Coronavirus and the Fragility of the U.S. Economy
The Roosevelt Institute organized a twitter chat on Friday, March 29th and invited me to participate, along with about twenty other people (under the hashtag #ProgressingAhead).
As a twitter newbie I found it a bit chaotic, like a video game I’d never played before. But the melee did help me clarify my thinking on some big issues. The first question they posted: “In striking ways, the #COVID19 crisis has exposed the fragility of the US economy and the immense power disparities built into our social contract. How is this fragility showing up in the ways that #coronavirus is affecting our economy?
My three tweets in response:
Extreme inequality reduces the supply of trust and solidarity. Pandemic increases the demand for trust and solidarity. Market forces can’t resolve this mismatch, and market-centric economics misleads. Similar problem with climate change…

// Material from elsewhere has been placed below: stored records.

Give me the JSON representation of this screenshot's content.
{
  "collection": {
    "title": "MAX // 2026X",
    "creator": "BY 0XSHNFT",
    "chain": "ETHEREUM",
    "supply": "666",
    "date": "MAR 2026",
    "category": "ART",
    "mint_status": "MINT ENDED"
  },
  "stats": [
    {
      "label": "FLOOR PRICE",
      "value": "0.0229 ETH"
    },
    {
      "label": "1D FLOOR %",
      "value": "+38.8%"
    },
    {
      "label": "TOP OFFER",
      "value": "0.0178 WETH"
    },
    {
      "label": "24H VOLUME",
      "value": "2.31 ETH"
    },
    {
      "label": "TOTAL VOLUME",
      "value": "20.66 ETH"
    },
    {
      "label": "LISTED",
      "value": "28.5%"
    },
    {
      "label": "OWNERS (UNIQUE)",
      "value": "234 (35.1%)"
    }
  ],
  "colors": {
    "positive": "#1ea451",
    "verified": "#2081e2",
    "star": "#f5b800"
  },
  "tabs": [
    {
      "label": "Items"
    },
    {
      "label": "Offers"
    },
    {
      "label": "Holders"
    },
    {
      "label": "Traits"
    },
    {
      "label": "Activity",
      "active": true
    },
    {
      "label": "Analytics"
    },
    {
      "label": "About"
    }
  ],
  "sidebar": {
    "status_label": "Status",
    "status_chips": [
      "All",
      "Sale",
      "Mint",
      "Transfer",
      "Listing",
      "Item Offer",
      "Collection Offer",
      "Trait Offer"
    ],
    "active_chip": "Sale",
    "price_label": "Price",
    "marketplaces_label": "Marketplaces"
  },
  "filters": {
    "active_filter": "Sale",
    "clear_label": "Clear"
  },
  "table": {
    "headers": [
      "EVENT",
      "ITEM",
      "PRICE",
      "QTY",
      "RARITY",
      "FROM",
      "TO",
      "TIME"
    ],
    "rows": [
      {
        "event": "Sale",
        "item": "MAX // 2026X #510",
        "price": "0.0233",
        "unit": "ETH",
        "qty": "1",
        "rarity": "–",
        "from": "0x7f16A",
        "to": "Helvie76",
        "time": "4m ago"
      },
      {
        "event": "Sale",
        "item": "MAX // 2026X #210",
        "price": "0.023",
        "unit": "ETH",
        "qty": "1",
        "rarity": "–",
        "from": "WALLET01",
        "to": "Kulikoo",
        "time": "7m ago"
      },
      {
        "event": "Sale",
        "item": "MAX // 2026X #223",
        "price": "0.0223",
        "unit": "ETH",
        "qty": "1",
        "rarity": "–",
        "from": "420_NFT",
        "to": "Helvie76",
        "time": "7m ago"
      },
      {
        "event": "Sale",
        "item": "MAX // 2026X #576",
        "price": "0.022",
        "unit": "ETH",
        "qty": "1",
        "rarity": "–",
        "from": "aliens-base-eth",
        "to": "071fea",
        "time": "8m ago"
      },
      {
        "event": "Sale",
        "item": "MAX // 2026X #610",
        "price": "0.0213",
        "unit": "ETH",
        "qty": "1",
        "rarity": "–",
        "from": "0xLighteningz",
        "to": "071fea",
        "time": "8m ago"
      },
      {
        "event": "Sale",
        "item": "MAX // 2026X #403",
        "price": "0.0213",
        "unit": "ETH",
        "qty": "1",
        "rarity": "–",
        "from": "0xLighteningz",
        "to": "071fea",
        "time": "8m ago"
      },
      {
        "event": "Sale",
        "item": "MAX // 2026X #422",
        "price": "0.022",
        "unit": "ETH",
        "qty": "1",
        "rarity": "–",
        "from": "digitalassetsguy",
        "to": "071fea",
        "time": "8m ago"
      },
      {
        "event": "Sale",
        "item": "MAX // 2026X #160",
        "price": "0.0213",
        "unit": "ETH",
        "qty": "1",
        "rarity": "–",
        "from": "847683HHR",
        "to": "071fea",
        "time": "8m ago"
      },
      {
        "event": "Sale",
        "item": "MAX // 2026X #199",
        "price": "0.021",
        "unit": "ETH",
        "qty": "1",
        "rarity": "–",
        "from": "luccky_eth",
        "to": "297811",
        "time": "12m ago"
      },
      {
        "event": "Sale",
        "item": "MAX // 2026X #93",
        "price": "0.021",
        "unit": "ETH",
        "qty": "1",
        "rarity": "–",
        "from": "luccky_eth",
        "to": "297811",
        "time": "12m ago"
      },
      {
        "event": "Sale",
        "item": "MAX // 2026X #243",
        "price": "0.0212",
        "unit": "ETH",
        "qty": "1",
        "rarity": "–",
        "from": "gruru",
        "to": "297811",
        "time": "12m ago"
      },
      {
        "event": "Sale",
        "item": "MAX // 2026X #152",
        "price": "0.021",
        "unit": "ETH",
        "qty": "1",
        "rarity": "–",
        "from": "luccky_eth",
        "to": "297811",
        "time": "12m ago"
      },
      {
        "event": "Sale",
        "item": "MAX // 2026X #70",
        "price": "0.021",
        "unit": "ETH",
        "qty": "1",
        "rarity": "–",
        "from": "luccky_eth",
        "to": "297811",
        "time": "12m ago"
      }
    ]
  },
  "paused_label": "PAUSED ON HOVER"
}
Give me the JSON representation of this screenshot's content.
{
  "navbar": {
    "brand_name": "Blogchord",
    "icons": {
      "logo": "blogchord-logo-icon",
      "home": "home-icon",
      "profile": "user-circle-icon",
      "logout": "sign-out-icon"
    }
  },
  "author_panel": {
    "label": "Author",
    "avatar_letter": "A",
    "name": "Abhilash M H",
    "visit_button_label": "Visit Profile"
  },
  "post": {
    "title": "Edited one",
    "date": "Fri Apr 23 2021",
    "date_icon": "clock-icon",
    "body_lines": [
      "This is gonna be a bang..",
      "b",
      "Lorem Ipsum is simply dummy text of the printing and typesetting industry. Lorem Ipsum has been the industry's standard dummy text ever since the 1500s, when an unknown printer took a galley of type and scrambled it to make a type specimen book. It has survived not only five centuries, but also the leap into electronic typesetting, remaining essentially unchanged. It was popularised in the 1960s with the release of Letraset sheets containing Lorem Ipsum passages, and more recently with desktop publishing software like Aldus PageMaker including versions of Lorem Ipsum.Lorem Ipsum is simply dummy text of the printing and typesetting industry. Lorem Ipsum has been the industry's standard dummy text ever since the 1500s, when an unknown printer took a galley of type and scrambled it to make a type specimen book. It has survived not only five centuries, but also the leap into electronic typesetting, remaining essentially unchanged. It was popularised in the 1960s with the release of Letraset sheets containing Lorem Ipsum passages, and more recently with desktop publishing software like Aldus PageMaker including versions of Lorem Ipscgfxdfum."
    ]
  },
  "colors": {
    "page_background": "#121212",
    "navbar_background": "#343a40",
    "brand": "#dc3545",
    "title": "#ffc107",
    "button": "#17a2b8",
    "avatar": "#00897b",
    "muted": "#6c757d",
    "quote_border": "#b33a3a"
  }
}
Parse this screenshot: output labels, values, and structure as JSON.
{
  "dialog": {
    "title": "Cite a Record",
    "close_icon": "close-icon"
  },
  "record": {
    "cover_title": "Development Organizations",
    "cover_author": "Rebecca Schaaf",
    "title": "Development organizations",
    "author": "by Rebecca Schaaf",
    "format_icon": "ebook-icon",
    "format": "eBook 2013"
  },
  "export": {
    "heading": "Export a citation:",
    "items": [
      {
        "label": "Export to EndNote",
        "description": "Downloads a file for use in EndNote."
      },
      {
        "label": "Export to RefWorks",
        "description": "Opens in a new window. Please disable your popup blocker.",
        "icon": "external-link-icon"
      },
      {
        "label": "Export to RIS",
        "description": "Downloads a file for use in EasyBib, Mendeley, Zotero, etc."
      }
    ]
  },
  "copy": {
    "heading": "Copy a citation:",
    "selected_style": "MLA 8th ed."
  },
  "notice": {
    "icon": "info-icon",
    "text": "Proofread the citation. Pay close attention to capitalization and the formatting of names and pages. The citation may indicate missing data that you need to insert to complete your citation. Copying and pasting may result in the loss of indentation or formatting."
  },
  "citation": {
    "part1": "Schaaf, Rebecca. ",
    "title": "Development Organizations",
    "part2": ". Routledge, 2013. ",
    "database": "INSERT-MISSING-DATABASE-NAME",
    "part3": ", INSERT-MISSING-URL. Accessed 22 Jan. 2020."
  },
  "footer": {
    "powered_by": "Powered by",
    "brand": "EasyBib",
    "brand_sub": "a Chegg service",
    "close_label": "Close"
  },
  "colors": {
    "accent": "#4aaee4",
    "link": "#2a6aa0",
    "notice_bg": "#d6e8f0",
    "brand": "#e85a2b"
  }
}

No good deed goes unpunished. Altruism is compulsory for some, optional for others.Care workers become cannon fodder. The commander-in-chief praises their bravery and assures them they are going to win the war because he is such a great leader.
Women represent a disproportionate share of both paid and unpaid care workers. They are often the caregivers of last resort. And they don’t generally charge by the value of the unit of care provided. And we wonder why they make less money than men?
The last question:
“How do we make changes—both in the immediate response to #coronavirus and the long-term recovery—that build toward economic resiliency and inclusivity once the economy and health crises stabilize?”
My final response:
Build trust and solidarity, bring inequalities based on gender, race, ethnicity and citizenship into the policy discussion, strengthen progressive coalitions.
I won’t share other people’s responses here because that feels like appropriation–but there were a lot of good ones. You can find them on Twitter if you search on the hashtag #ProgressingAhead.